[Stored records]

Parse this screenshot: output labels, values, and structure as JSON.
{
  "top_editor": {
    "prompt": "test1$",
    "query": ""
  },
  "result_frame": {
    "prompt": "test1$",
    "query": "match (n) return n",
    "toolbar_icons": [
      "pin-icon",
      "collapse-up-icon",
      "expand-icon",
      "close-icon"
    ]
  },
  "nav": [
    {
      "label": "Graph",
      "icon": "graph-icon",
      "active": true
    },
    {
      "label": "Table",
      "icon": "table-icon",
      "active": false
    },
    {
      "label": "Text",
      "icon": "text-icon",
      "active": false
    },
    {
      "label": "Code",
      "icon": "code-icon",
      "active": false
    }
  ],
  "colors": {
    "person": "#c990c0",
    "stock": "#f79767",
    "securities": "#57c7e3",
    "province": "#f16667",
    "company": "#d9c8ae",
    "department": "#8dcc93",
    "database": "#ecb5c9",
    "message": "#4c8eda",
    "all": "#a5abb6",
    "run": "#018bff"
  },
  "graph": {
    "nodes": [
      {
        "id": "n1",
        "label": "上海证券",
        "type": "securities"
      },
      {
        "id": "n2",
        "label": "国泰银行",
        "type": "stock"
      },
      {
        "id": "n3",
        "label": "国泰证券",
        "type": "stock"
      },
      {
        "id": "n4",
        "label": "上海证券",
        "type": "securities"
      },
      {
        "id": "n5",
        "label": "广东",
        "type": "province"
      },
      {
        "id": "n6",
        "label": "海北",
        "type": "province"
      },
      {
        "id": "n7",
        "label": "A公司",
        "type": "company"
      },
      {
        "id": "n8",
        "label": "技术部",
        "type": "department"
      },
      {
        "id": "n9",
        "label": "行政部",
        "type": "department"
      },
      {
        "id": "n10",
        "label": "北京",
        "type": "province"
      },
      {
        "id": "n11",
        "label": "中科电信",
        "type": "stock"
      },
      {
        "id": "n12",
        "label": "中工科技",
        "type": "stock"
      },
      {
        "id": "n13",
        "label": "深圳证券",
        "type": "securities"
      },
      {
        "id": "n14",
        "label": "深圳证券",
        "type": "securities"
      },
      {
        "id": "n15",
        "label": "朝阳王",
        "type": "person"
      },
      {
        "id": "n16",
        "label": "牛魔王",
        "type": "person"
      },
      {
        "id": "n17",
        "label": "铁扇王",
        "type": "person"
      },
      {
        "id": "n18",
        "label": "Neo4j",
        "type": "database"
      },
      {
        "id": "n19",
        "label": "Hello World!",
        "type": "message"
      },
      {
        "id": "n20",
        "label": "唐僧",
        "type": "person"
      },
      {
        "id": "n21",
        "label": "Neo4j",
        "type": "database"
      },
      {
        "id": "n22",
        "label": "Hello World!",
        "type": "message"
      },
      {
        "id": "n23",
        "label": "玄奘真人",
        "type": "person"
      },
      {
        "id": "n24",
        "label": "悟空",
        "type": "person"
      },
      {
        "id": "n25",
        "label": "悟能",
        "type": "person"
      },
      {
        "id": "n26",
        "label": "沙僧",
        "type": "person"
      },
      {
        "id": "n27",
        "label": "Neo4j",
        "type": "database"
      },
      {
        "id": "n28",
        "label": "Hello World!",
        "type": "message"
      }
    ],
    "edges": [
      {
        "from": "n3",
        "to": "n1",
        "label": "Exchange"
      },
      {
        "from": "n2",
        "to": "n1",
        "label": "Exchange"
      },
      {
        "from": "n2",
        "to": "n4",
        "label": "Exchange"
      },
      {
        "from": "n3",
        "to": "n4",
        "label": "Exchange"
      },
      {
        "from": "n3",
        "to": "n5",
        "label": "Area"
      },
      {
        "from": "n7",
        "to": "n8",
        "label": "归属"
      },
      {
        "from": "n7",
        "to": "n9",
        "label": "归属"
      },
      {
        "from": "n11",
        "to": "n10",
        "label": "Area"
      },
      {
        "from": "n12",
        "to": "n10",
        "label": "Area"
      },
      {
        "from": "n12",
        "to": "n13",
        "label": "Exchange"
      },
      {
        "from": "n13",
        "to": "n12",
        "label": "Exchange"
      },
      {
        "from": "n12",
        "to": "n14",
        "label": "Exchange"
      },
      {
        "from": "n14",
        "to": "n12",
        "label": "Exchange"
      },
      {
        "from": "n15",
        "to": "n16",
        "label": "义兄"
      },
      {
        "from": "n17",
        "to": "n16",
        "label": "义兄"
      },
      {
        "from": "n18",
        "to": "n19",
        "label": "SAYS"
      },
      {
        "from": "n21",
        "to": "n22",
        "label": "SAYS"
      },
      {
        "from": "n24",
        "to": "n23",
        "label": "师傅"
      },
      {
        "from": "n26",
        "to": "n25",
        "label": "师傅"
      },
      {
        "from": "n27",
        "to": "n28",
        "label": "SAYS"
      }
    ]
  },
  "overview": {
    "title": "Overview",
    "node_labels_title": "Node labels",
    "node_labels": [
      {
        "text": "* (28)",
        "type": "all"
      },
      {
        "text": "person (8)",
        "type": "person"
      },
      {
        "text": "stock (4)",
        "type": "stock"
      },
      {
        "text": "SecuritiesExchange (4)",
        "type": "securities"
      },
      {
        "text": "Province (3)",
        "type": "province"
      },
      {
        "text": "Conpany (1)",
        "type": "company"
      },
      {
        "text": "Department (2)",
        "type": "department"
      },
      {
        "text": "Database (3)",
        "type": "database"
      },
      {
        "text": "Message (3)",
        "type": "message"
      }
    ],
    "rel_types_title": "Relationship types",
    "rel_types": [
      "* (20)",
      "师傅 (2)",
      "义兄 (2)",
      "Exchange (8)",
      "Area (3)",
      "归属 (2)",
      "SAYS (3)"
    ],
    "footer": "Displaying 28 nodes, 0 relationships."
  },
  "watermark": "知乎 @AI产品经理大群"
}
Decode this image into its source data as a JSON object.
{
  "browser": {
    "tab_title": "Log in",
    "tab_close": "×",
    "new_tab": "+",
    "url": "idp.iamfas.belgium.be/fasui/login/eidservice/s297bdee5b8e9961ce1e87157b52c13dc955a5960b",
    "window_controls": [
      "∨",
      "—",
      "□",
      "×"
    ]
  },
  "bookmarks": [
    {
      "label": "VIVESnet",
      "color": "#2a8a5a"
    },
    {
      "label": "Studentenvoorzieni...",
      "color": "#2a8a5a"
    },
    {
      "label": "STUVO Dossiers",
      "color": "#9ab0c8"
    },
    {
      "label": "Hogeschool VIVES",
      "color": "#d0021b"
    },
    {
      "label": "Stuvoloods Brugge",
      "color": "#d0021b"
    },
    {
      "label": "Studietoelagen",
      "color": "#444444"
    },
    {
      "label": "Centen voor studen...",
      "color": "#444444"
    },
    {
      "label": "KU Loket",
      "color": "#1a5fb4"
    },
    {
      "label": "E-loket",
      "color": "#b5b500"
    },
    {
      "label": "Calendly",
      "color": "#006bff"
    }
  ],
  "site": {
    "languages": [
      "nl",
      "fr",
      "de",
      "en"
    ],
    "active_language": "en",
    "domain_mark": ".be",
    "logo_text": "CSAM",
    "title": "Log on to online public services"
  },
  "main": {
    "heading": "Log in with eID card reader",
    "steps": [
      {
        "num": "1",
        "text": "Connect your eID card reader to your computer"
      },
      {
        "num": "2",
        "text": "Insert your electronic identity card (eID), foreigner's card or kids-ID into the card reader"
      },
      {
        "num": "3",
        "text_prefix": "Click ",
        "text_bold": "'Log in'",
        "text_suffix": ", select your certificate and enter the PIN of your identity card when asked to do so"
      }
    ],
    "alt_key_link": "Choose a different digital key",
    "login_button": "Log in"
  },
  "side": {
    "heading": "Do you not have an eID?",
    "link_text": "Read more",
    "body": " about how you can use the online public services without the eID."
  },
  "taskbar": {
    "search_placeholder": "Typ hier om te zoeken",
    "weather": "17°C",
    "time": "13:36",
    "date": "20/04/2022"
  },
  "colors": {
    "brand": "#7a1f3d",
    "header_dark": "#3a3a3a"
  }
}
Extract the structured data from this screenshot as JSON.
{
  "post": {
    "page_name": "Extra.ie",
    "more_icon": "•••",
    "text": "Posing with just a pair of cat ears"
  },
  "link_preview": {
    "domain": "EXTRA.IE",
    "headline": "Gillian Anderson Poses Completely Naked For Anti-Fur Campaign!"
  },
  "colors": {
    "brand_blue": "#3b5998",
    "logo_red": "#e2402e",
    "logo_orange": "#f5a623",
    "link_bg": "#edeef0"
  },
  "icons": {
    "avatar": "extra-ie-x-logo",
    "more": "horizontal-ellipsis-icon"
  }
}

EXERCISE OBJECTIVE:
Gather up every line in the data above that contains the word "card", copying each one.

WRITTEN RESPONSE:
    "heading": "Log in with eID card reader",
        "text": "Connect your eID card reader to your computer"
        "text": "Insert your electronic identity card (eID), foreigner's card or kids-ID into the card reader"
        "text_suffix": ", select your certificate and enter the PIN of your identity card when asked to do so"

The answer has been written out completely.